real-time quotes. Any broker with a Web page gives those away. These days, the most progressive online brokers are offering Nasdaq Level II quotes. But unless you fancy yourself a day trader, chances are you haven't actually used these quotes. (In fact, it's OK to admit if you haven't even heard of them.) But for day traders, Level II quotes are as crucial as a computer screen. Should you shell out the $50 to $75 a month it costs to get them?
The Basics: Level I
To understand Level II quotes, you first have to understand Nasdaq Level I quotes. (Remember that old "walking before you can run" cliche?) Level I quotes simply show the best bid and ask prices for a Nasdaq stock. (Remember a "bid" is the price someone is willing to pay, while an "ask" is the price at which someone will sell.)
The Nasdaq Web site offers free Level I quotes, although the information is delayed 15 minutes. These quotes list the highest bid and the lowest ask prices for a stock. For example, we recently called up a quote for eBay. At the time, the highest bid was $150, while the lowest ask was $150.125. This range is called the "spread" or the "inside market." The remaining bids and asks (which are not as competitive) are considered "away from the market," and they are not included in Level I quotes.
Which leads us to Level II. These quotes offer a larger view of the market because they show all those offers that are away from the market bids and asks, and the quotes are constantly updated as new orders are placed on the system. Why is that information useful? Read on.
Here is the top portion of a Level II quote on eBay from Tuesday morning, courtesy of E*Trade. (For the full quote, click on the icon in the top right corner of this page.)
Source: E*trade "pulse;" data provided to E*trade by Bridge Information Systems.>
The yellow band across the top shows the best bid (153 1/16) and ask (153 1/2) prices waiting to be filled. Next to the bid and the ask are the names of the companies that are offering these prices. These companies may be market makers or electronic communications networks (ECNs), which are independent systems that match Nasdaq buy and sell orders. (For more on how the Nasdaq market makers work, see our Ask SmartMoney In this case, ISLD stands for Island, a well known ECN. And FAHN stands for Fahnestock & Co. -- one of the many eBay market makers.
Below the best bid and ask, you can see the orders that are considered outside the market. The left side of the screen shows the number of current bids; the right side shows the number of current asks. In the full quote, you would see those other bids and asks listed in descending order based upon their closeness to the market. As closer bid and ask prices become available, the "away from the market" prices move down in the quote. And, as trades are executed, the relevant bid and ask prices are removed from the quote.
The colors on a Level II quote, which vary with different service providers, also give information. In E*Trade's case, the blue prices are the best prices currently offered. Those in blue squares are new orders (but not necessarily at the best price). And those in black are orders that are outside the market.

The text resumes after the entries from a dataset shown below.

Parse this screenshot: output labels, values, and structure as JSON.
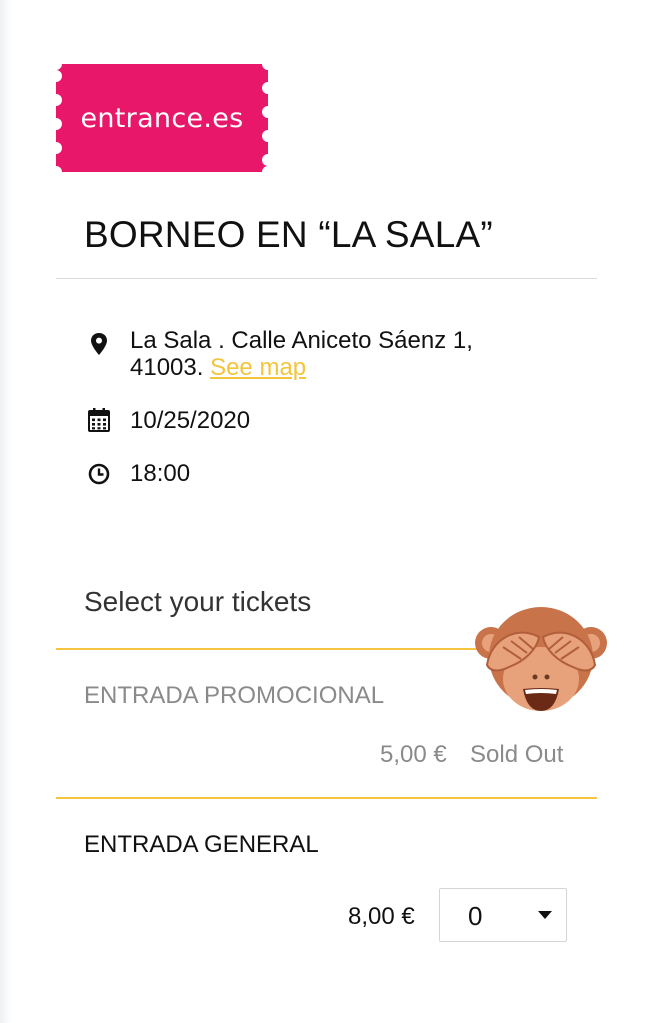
{
  "brand": {
    "logo_text": "entrance.es",
    "logo_color": "#e8176a"
  },
  "event": {
    "title": "BORNEO EN “LA SALA”",
    "address": "La Sala . Calle Aniceto Sáenz 1, 41003.",
    "see_map": "See map",
    "date": "10/25/2020",
    "time": "18:00"
  },
  "tickets": {
    "heading": "Select your tickets",
    "items": [
      {
        "name": "ENTRADA PROMOCIONAL",
        "price": "5,00 €",
        "status": "Sold Out"
      },
      {
        "name": "ENTRADA GENERAL",
        "price": "8,00 €",
        "quantity": "0"
      }
    ]
  },
  "icons": [
    "map-marker-icon",
    "calendar-icon",
    "clock-icon",
    "caret-down-icon",
    "see-no-evil-monkey-emoji"
  ],
  "colors": {
    "accent": "#f5c542",
    "link": "#f2c53d",
    "muted_text": "#8a8a8a"
  }
}
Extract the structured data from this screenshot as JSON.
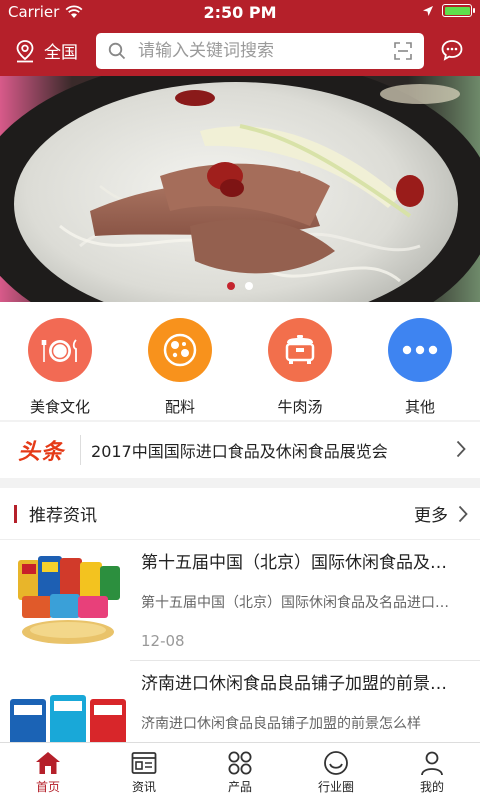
{
  "status": {
    "carrier": "Carrier",
    "time": "2:50 PM"
  },
  "header": {
    "location": "全国",
    "search_placeholder": "请输入关键词搜索"
  },
  "banner": {
    "slide_count": 2,
    "active_slide": 1
  },
  "categories": [
    {
      "label": "美食文化",
      "icon": "plate-icon",
      "color": "#f26a54"
    },
    {
      "label": "配料",
      "icon": "spice-plate-icon",
      "color": "#f8921c"
    },
    {
      "label": "牛肉汤",
      "icon": "rice-cooker-icon",
      "color": "#f26f4c"
    },
    {
      "label": "其他",
      "icon": "more-dots-icon",
      "color": "#3e84f1"
    }
  ],
  "headline": {
    "tag": "头条",
    "text": "2017中国国际进口食品及休闲食品展览会"
  },
  "recommend": {
    "title": "推荐资讯",
    "more": "更多"
  },
  "news": [
    {
      "title": "第十五届中国（北京）国际休闲食品及名品进口食品博览会",
      "desc": "第十五届中国（北京）国际休闲食品及名品进口食品博览会",
      "date": "12-08"
    },
    {
      "title": "济南进口休闲食品良品铺子加盟的前景怎么样",
      "desc": "济南进口休闲食品良品铺子加盟的前景怎么样",
      "date": ""
    }
  ],
  "tabs": [
    {
      "label": "首页",
      "icon": "home-icon",
      "active": true
    },
    {
      "label": "资讯",
      "icon": "news-icon",
      "active": false
    },
    {
      "label": "产品",
      "icon": "product-grid-icon",
      "active": false
    },
    {
      "label": "行业圈",
      "icon": "circle-smile-icon",
      "active": false
    },
    {
      "label": "我的",
      "icon": "user-icon",
      "active": false
    }
  ],
  "colors": {
    "brand": "#b5202a",
    "headline_tag": "#e53a17"
  }
}
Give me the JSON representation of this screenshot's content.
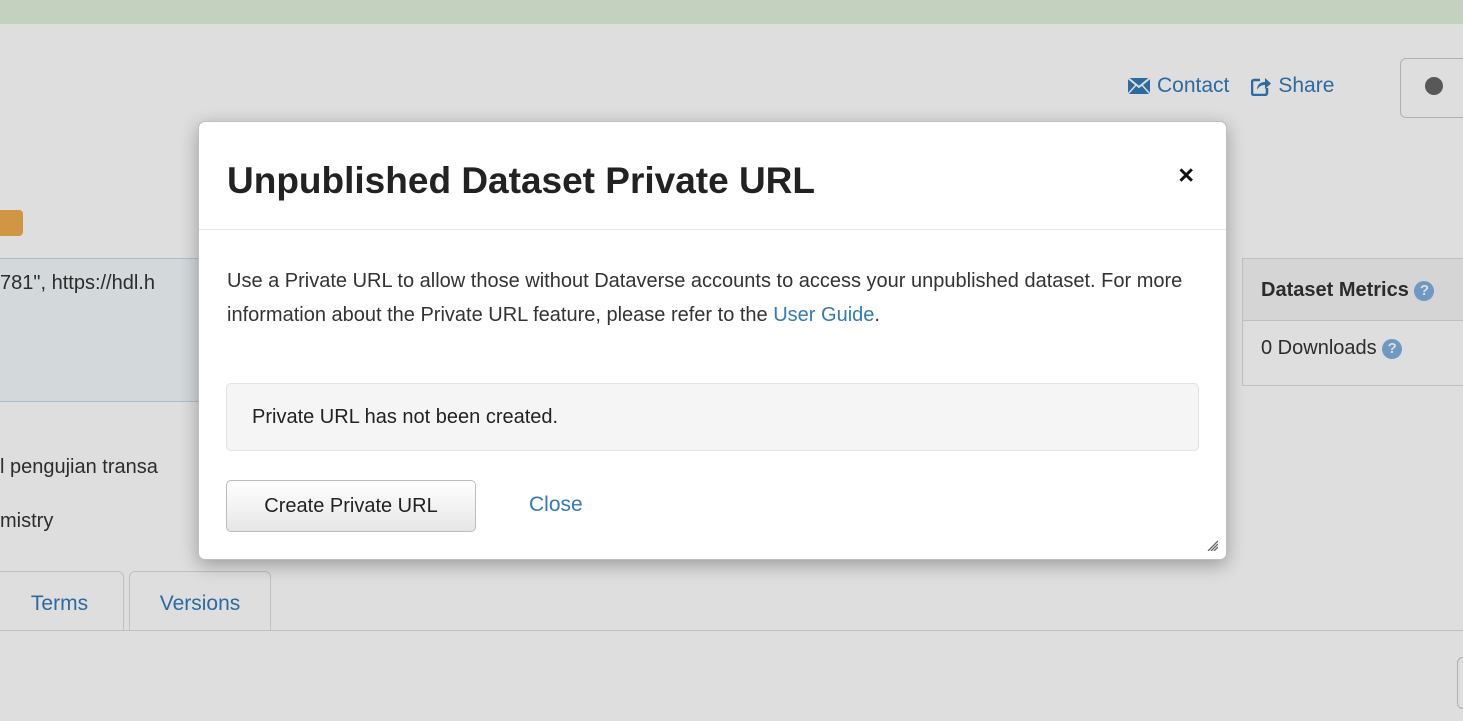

So what's the point of looking at a whole bunch of orders that may or may not be executed? That, my friend, is the key to Level II quotes. "These quotes show the depth of the market," explains Brent Blackaby, program manager for Power E*Trade.
Here's how. For starters, by seeing the number of bids and asks that are currently outstanding on a particular stock, you get a sense of the overall demand. Or lack of demand. That's because each ECN or market maker has listed its best bid or ask price. In this case, there are outstanding bids for 7,000 shares and outstanding asks for 6,400 shares. (This information is listed above the yellow bar.) More folks trying to buy than sell is a positive sign. And as the ratio between the number of shares looking to be sold or bought increases or shrinks, traders can measure the strength of the market on that particular stock.
Here's Where You Find Them
By now most of you have probably figured out that this is one service you don't need. (So save yourself $50 bucks per month and treat the kids to a night at Chuck E. Cheese.) But for all you aspiring day-traders out there, here's the lowdown on the best places to get Level II quotes.
|AB Watley||Available for "Ultimate 4" package, which costs $200 per month, but discounts are available for frequent traders.|
|Computel||$75 per month|
|Dreyfus||$50 per month|
|E*Trade||Free for traders who trade at least 75 times per quarter|
|JB Oxford||$75 per month|
|Wall Street Electronica||$75 per month|
|Web Street||$50 per month|
|Quote.com||$79 per month plus $50 exchange fee|
|PC Quote||$250 per month plus $50 exchange fee|
|Data Broadcasting Corporation||$79 per month plus $50 exchange fee.|
|*Please note that these quotes are often provided in packages offering much more than just Level II quotes.|